WHAT THE TASK ASKS :: Since only the total matters, count the lines of these entries containing the word "Security" and write that total alone.

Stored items
======
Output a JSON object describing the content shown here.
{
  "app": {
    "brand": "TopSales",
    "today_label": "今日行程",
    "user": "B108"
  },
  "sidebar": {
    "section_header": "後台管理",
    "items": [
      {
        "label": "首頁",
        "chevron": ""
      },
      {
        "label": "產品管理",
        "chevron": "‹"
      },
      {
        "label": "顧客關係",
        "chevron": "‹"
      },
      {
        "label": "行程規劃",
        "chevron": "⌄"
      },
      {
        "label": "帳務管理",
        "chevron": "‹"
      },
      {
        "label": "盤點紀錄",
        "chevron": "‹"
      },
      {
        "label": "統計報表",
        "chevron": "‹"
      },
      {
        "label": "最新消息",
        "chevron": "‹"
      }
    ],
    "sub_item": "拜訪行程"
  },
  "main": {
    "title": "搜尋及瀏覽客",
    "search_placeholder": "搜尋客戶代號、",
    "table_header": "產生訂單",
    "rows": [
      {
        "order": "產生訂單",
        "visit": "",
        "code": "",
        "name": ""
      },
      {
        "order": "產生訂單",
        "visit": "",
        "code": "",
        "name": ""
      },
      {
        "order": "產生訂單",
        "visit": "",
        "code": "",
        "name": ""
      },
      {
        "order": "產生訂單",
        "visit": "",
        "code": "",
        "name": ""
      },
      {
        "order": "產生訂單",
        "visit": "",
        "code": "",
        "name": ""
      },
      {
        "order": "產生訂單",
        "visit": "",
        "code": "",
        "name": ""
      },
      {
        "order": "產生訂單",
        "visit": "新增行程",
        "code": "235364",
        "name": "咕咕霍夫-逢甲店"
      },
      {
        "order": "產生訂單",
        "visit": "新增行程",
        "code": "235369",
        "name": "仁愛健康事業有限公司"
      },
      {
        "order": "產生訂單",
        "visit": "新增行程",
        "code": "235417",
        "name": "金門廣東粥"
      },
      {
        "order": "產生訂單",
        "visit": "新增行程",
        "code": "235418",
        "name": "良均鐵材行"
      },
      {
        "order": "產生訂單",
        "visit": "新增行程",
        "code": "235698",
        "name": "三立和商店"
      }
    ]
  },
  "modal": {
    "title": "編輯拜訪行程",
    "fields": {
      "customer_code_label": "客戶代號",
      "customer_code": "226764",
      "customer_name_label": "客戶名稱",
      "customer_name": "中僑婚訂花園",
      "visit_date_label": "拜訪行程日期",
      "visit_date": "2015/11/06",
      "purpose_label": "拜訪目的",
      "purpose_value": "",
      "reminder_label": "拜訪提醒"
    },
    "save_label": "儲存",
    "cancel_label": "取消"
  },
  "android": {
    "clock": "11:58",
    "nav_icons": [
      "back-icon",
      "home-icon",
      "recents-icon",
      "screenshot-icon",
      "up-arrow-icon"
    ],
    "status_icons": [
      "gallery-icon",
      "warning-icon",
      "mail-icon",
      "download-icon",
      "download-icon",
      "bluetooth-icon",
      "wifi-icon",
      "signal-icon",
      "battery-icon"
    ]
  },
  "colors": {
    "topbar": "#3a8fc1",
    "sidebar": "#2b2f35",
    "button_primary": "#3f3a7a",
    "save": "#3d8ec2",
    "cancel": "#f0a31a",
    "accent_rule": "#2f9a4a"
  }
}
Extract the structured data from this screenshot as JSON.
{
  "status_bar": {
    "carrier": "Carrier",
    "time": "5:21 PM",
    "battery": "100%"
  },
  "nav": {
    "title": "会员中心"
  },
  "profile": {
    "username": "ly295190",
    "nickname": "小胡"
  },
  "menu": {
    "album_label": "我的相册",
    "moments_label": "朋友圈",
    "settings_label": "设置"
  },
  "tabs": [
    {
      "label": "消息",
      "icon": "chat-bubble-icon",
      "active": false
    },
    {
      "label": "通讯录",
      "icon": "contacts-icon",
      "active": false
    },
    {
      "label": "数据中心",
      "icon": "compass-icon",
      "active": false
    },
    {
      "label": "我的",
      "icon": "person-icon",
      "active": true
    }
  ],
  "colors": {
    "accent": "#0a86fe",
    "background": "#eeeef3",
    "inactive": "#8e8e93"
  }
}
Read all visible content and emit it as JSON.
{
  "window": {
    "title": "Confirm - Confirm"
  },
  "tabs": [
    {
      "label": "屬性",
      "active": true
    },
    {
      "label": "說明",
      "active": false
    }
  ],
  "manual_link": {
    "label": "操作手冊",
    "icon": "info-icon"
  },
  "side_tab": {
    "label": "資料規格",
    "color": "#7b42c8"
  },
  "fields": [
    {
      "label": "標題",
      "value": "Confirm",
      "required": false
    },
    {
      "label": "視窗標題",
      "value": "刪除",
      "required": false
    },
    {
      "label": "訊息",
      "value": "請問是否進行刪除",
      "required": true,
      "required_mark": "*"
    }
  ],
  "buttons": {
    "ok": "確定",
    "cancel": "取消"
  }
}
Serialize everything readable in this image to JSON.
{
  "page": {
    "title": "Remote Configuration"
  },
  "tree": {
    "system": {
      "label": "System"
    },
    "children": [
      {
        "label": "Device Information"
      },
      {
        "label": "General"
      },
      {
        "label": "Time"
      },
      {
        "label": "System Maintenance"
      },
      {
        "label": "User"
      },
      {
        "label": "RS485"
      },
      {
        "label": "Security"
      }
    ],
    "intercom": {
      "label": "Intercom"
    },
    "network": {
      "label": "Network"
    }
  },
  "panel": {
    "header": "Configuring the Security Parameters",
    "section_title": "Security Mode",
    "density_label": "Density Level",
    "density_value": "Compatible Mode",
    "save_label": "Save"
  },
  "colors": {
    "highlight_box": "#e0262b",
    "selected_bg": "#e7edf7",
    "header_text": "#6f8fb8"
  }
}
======
RESPONSE TO THIS TASK :: 3